The first regional scientific symposium for northern Philippines initiated by the Outstanding Young Scientists, Inc. (OYSI) was held recently at Benguet State University, La Trinidad, Benguet Province from April 20-21, 2009. OYSI is a registered group of young scientists-awardees of the National Academy of Science and Technology (NAST). With the theme – Global Environmental Changes and Local Challenges- the two-day scientific meeting of young Filipino scientists with researchers and scientists from the northern part of the country the forum discussed the global environmental changes including climate change as these relate to local issues. Specifically, the meeting was convened with the following objectives, namely: (i) to discuss the priority issues and concerns on the environmental changes affecting the local vegetable industry; and (ii) to identify possible collaborative activities such as regional training for capacity development, joint research projects, and technical assistance needs to address the priority issues and challenges.
A select group of distinguished Filipino international, national and local researchers participated in the regional symposium by presenting scientific paper on the theme. Dr. William D. Dar, Director General of the India-based International Crops Research Institute for the Semi-Arid Tropics (ICRISAT) gave the keynote speech where he talked abbout global challenges concerning food security. Dr. Dar urged everybody to work towards achieving the status of being a food-secured nation in order to competitive in the global arena. He suggested ways on how to build a resilient food system like promoting pro-poor agricultural growth, reducing extreme market volatility, and expanding social protection and child nutrition action in support of the Millennium Development Goals (MDGs). Dr Segmund Serrano, Undersecretary of the Department of Agriculture, urged for everyone to be vigilant of the decisions made by the government in relation to agriculture. He also talked about investing in agricultural infrastructures for long-term effects and sustainability in food security.
On the other hand, Dr Antonio C Laurena, a Research Professor of the Institute of Plant Breeding in the University of the Philippines Los Baños (UPLB), and Dr Miriam E Pascua, President of Mariano Marcos State University (MMSU), presented what the two institutions have been doing to alleviate problems in food scarcity. Moreover, Dr Jinky Lu, a Research Professor of the National Institute of Health in the University of the Philippines Manila (UPM) talked about pesticide residues and related health problems affecting the vegetable industry stakeholders of Benguet. Meanwhile, Dr Conrad Balatero, Research and Development Manager of the East-West Seeds based in Bulacan, discussed the contribution of the private sector to the vegetable industry. Dr Carlito P Laurean, Director of Research at the Benguet State University, presented a similar study on toxic wastes in Benguet. Ms Linda Picpican of DOST CAR outlined the initiatives undertaken by the institution to help the people of the province and the nearby localities. Governor Nestor Fongwan of the Province of Benguet discussed the issues affecting the livelihood of the people of Benguet and the initiatives the local government have undertaken to address the issues.
Symposium participants were able to identify the weaknesses and strengths of research, science and technology programs in the region as well as prioritized the environmental issues, the research and development gaps, and the imperatives for local action.
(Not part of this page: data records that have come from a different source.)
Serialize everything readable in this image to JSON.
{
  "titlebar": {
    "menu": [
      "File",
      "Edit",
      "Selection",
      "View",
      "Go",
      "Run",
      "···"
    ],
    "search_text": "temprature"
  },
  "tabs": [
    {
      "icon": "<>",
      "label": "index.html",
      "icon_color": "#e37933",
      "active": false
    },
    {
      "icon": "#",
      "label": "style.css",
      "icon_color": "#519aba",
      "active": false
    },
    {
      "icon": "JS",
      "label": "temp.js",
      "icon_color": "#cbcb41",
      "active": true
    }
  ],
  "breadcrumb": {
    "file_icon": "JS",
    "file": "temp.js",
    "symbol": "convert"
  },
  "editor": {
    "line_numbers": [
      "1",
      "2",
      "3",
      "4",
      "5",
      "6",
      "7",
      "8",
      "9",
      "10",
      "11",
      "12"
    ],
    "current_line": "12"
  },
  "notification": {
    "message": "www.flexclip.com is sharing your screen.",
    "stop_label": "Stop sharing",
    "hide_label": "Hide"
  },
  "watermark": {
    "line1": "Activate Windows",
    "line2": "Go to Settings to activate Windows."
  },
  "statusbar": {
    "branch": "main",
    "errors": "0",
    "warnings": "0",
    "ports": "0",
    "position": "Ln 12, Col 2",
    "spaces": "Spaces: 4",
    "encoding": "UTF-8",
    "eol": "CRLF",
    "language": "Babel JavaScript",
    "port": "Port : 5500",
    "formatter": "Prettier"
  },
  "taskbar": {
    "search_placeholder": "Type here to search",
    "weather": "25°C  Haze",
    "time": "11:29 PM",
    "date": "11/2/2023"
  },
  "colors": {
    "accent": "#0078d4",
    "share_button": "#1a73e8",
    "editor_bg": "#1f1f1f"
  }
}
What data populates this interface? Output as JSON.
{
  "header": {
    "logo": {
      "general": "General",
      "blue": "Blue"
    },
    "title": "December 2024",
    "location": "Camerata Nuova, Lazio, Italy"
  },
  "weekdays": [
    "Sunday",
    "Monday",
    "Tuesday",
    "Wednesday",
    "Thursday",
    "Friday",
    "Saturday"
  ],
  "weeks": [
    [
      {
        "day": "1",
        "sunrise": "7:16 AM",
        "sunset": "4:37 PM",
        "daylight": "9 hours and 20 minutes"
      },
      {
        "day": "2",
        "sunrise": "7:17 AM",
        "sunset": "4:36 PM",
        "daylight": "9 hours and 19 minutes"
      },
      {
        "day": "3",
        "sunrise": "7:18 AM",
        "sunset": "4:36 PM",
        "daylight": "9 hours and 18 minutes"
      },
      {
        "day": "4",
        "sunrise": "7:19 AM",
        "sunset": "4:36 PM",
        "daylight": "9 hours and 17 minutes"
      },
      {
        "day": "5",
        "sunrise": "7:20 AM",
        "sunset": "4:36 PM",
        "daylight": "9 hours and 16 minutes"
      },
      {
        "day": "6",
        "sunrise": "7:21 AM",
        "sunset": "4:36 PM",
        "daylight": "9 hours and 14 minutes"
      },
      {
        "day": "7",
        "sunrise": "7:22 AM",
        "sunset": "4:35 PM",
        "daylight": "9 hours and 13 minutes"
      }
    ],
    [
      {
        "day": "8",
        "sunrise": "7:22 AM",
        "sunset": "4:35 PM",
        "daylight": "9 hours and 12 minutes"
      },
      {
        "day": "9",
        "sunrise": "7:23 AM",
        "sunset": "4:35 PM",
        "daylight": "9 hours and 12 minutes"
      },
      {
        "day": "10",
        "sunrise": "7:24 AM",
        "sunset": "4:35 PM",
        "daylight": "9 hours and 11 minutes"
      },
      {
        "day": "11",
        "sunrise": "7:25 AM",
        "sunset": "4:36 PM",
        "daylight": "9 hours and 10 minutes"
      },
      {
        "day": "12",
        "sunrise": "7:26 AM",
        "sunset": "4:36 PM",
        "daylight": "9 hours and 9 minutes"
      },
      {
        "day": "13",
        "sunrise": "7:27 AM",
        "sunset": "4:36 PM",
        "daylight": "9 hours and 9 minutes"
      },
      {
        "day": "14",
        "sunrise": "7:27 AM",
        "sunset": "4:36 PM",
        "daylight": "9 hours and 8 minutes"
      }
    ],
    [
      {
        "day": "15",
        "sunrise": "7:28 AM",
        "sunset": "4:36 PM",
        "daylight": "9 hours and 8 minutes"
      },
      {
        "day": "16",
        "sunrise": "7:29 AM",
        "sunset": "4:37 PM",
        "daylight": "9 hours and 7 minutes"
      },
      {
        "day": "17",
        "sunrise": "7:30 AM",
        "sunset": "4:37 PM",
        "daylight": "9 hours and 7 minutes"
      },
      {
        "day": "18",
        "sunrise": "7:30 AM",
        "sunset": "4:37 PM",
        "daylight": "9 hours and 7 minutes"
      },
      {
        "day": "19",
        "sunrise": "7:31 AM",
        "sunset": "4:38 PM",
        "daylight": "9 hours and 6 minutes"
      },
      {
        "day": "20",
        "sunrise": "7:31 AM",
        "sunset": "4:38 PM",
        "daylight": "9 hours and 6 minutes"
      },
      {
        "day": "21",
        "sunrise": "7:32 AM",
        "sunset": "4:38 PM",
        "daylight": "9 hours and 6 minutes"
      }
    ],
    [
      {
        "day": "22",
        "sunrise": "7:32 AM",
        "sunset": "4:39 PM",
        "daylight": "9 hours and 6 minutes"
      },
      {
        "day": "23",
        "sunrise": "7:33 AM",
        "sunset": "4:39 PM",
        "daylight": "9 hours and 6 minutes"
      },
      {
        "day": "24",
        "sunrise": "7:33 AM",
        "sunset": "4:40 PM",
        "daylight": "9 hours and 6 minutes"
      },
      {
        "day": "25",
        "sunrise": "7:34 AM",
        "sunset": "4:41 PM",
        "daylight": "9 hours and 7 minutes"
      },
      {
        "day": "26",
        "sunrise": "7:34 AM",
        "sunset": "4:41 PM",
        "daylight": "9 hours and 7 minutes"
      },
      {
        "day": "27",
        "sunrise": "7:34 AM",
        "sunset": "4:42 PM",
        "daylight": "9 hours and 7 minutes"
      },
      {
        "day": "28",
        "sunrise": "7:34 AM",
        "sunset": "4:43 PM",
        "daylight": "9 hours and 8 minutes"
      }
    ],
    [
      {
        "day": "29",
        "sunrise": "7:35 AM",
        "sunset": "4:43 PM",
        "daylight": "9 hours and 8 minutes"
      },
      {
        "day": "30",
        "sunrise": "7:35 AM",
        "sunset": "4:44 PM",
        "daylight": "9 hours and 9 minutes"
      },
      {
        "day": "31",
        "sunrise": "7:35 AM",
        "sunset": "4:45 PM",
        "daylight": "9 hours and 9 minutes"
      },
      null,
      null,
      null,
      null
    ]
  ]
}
Priority challenges include, among others, soil nutrient and water resource depletion, water scarcity, inadequate post-harvest technologies, increased use of highly toxic chemical pesticides due to higher pest incidence, scheduling of crop supply with the demand due to climatic variability, and lack of public education on proper use of pesticides and fertilizers and its effect on human health and environment. It was also noted that there is lack of awareness on safe and responsible use and benefits of modern biotechnology, and the weak interaction among various sections/stakeholders (e.g. local governments, government agencies, the academe, and private sector groups).
Research gaps and information needs identified include the lack of information on the use of inorganic, organic and mineral fertilizers in several crops, fragmented empirical data on pesticide and toxic waste hazards on vegetables, and the nutrient management needs in some crops. It was also noted that there is need to identify potential sources of mineral fertilizers, need for wider and laymanized dissemination of research results to end-users especially the human health aspects and environmental effects of pesticide residues in vegetables.
The regional forum also listed down some priority local actions and initiatives to be undertaken. These include the promotion of good farming practices on vegetable production, nutrient management, and integrated pest management, water resources use and management, and also the synchronization of crop production with the demand for agricultural products considering the prices and also climate variability. Active and sustained multi-stakeholder collaboration is also noted particularly in information sharing, technical training, and appropriate technology dissemination. Consequently, as follow up activities to the regional symposium, OYSI together with other stakeholders in northern Philippines including the state colleges and universities, research and development agencies, the local government are drafting plan and programs to implement the identified priority activities. In addition, OYSI plans to hold a similar symposium focused on aquaculture and fisheries in late 2009 in southern Philippines.